### EXERCISE INPUTS
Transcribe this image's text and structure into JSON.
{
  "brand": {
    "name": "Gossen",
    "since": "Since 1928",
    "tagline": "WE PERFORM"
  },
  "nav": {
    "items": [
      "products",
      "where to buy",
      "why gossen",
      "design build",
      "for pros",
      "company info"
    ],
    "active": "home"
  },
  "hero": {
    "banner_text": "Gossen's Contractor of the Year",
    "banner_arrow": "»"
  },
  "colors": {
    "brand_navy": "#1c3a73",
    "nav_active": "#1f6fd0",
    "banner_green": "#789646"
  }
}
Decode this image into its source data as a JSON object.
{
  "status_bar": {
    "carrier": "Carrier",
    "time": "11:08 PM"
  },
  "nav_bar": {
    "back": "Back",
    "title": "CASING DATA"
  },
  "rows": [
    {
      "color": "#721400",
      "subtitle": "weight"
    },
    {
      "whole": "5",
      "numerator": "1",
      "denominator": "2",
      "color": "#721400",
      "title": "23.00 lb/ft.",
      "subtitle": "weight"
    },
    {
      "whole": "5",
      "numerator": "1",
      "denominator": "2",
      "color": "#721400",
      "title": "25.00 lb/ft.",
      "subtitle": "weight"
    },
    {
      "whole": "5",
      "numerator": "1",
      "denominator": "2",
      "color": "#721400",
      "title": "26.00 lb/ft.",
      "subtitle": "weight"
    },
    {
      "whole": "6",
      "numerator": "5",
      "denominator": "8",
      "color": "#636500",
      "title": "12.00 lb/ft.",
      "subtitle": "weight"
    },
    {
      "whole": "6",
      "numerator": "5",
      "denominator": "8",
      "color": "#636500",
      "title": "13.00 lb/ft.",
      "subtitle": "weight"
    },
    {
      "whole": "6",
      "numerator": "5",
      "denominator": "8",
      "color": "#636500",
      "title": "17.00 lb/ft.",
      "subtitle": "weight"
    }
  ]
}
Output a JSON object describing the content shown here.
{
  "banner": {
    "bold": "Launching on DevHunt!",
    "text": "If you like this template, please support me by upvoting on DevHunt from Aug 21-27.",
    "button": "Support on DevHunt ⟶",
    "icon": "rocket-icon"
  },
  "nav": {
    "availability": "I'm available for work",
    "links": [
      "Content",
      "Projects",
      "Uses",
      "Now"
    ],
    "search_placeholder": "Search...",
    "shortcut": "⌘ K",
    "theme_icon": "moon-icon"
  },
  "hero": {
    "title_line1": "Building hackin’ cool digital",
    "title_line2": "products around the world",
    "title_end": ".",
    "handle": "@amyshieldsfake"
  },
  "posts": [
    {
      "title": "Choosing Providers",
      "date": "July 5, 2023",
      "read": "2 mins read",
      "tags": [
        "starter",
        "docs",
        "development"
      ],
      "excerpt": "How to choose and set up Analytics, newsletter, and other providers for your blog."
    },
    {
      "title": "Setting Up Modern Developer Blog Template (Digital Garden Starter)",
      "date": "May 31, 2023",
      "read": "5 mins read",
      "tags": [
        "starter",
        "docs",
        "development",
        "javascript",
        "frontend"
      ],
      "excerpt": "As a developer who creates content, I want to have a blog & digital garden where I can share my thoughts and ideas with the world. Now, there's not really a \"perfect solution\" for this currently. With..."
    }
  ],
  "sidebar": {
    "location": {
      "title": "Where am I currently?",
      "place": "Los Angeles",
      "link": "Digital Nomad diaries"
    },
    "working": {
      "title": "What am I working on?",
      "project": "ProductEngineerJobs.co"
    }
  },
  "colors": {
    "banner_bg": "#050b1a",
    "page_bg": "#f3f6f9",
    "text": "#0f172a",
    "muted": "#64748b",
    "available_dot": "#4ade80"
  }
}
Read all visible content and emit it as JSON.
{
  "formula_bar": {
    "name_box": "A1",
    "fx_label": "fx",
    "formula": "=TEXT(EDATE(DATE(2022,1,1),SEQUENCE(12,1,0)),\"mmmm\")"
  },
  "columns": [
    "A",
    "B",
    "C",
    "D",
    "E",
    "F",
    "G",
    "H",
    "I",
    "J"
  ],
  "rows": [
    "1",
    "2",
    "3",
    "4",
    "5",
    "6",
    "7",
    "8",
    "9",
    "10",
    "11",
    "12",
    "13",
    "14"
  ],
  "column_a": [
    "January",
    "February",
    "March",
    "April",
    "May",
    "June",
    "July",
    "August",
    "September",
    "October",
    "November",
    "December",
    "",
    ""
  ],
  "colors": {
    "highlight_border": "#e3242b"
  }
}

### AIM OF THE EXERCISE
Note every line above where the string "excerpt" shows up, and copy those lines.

### REPLY TO THE TASK
      "excerpt": "How to choose and set up Analytics, newsletter, and other providers for your blog."
      "excerpt": "As a developer who creates content, I want to have a blog & digital garden where I can share my thoughts and ideas with the world. Now, there's not really a \"perfect solution\" for this currently. With..."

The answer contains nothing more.